That's Pawpaw on the right. He was pretty dang handsome.
 I like his rolled up sleeves.

Moma's dad. His name was Albert Walston. He loved black licorice and A&W root beers. He told me A&W named their company after him... get it? A&W? Same initials as his. I believed him for years. I was a teenager before I finally realized he was joking around.
Pawpaw was playful. He took us for rides on his Cub Cadet riding lawn mower. He laughed when we ran head first into Granny's sparkling clean, sliding glass door. He had black under his fingernails all the time. He pushed us on the swing. He shared his licorice. He held us in his lap. He let us drink out of his cup. He sat us up on the big silver propane tank outside so we could pretend it was a submarine. But, his absolute favorite thing to do was to say, Pull my finger, then he'd fart on us. Then he'd laugh like a hyena. And we'd all scream and holler.
Pawpaw died when I was nine, and my last memory of him... is of him farting on Karen.
We had been visiting that day and it was time to go. I was in the back of the station wagon, sweating my guts out in the Texas summer heat. I looked through the back window and there was Pawpaw, asking Karen to pull his finger. She must've refused because then he grabbed her by the arms and swung her around on his back, and promptly farted on her. He laughed like a hyena. She screamed and hollered. And Granny said, Albert! You have to stop doing that! And he winked mischievously at me through the window like, I'll never stop. And I turned around in my seat knowing he really never would stop. And I grinned.
He died the next week of a massive heart attack, and I love that that is my last memory of him.
Him farting on Karen, winking at me, and hurting Granny's sense of propriety.

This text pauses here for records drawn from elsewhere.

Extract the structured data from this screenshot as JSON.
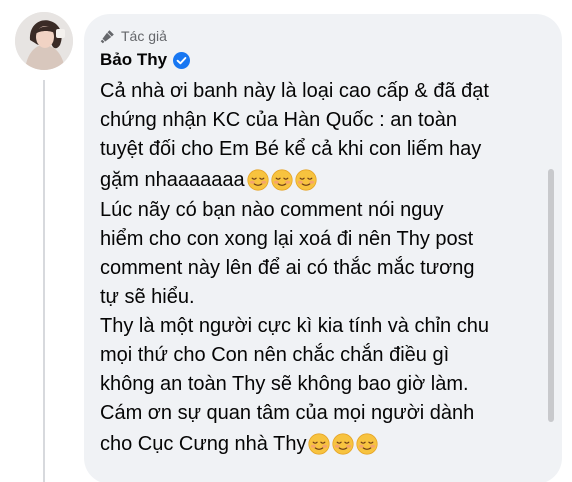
{
  "comment": {
    "author_role": "Tác giả",
    "author_name": "Bảo Thy",
    "paragraph1": {
      "lines": [
        "Cả nhà ơi banh này là loại cao cấp & đã đạt",
        "chứng nhận KC của Hàn Quốc : an toàn",
        "tuyệt đối cho Em Bé kể cả khi con liếm hay"
      ],
      "last_line": "gặm nhaaaaaaa"
    },
    "paragraph2": {
      "lines": [
        "Lúc nãy có bạn nào comment nói nguy",
        "hiểm cho con xong lại xoá đi nên Thy post",
        "comment này lên để ai có thắc mắc tương",
        "tự sẽ hiểu."
      ]
    },
    "paragraph3": {
      "lines": [
        "Thy là một người cực kì kia tính và chỉn chu",
        "mọi thứ cho Con nên chắc chắn điều gì",
        "không an toàn Thy sẽ không bao giờ làm.",
        "Cám ơn sự quan tâm của mọi người dành"
      ],
      "last_line": "cho Cục Cưng nhà Thy"
    },
    "emoji": "smiling-face-emoji",
    "emoji_count": 3
  },
  "colors": {
    "bubble_bg": "#f0f2f5",
    "text": "#050505",
    "muted": "#65676b",
    "verified": "#1877f2",
    "emoji_face": "#f7c33f"
  }
}
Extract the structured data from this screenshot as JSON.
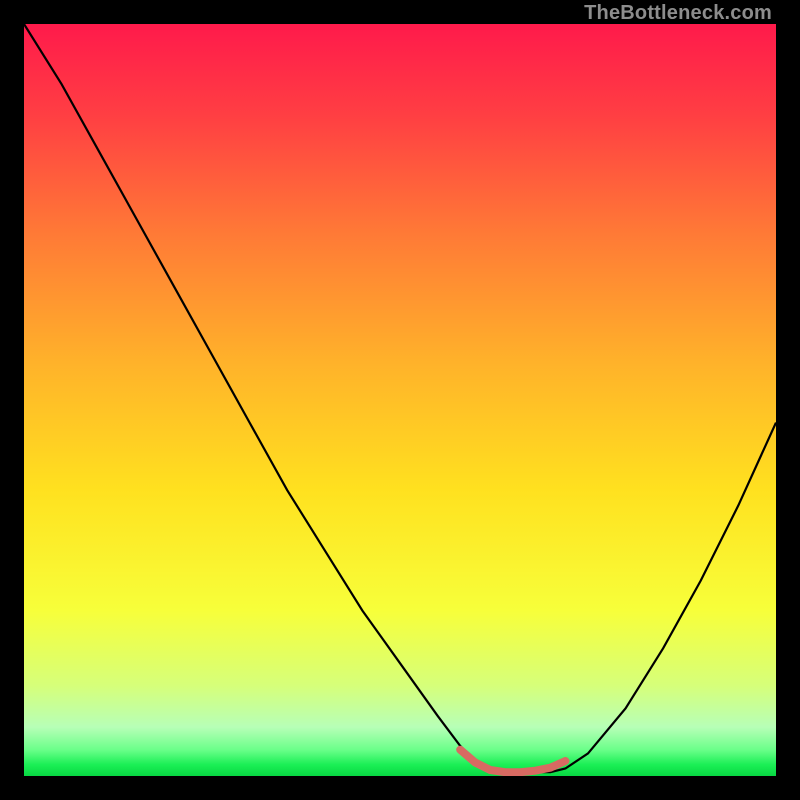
{
  "watermark": "TheBottleneck.com",
  "chart_data": {
    "type": "line",
    "title": "",
    "xlabel": "",
    "ylabel": "",
    "xlim": [
      0,
      100
    ],
    "ylim": [
      0,
      100
    ],
    "series": [
      {
        "name": "bottleneck-curve",
        "x": [
          0,
          5,
          10,
          15,
          20,
          25,
          30,
          35,
          40,
          45,
          50,
          55,
          58,
          60,
          63,
          67,
          70,
          72,
          75,
          80,
          85,
          90,
          95,
          100
        ],
        "y": [
          100,
          92,
          83,
          74,
          65,
          56,
          47,
          38,
          30,
          22,
          15,
          8,
          4,
          2,
          0.5,
          0.5,
          0.5,
          1,
          3,
          9,
          17,
          26,
          36,
          47
        ]
      },
      {
        "name": "sweet-spot-segment",
        "x": [
          58,
          60,
          62,
          64,
          66,
          68,
          70,
          72
        ],
        "y": [
          3.5,
          1.8,
          0.8,
          0.5,
          0.5,
          0.7,
          1.1,
          2.0
        ]
      }
    ],
    "gradient_stops": [
      {
        "offset": 0.0,
        "color": "#ff1a4b"
      },
      {
        "offset": 0.12,
        "color": "#ff3e43"
      },
      {
        "offset": 0.28,
        "color": "#ff7a36"
      },
      {
        "offset": 0.45,
        "color": "#ffb22a"
      },
      {
        "offset": 0.62,
        "color": "#ffe11f"
      },
      {
        "offset": 0.78,
        "color": "#f7ff3a"
      },
      {
        "offset": 0.88,
        "color": "#d6ff7a"
      },
      {
        "offset": 0.935,
        "color": "#b7ffb7"
      },
      {
        "offset": 0.965,
        "color": "#6bff8a"
      },
      {
        "offset": 0.985,
        "color": "#1bef55"
      },
      {
        "offset": 1.0,
        "color": "#08d843"
      }
    ],
    "colors": {
      "curve": "#000000",
      "sweet_spot": "#d86a62",
      "background_border": "#000000"
    }
  }
}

To this day, I want a yellow Cub Cadet riding lawn mower.
And to this day, the black Jelly Bellys are my favorite.
Because of him.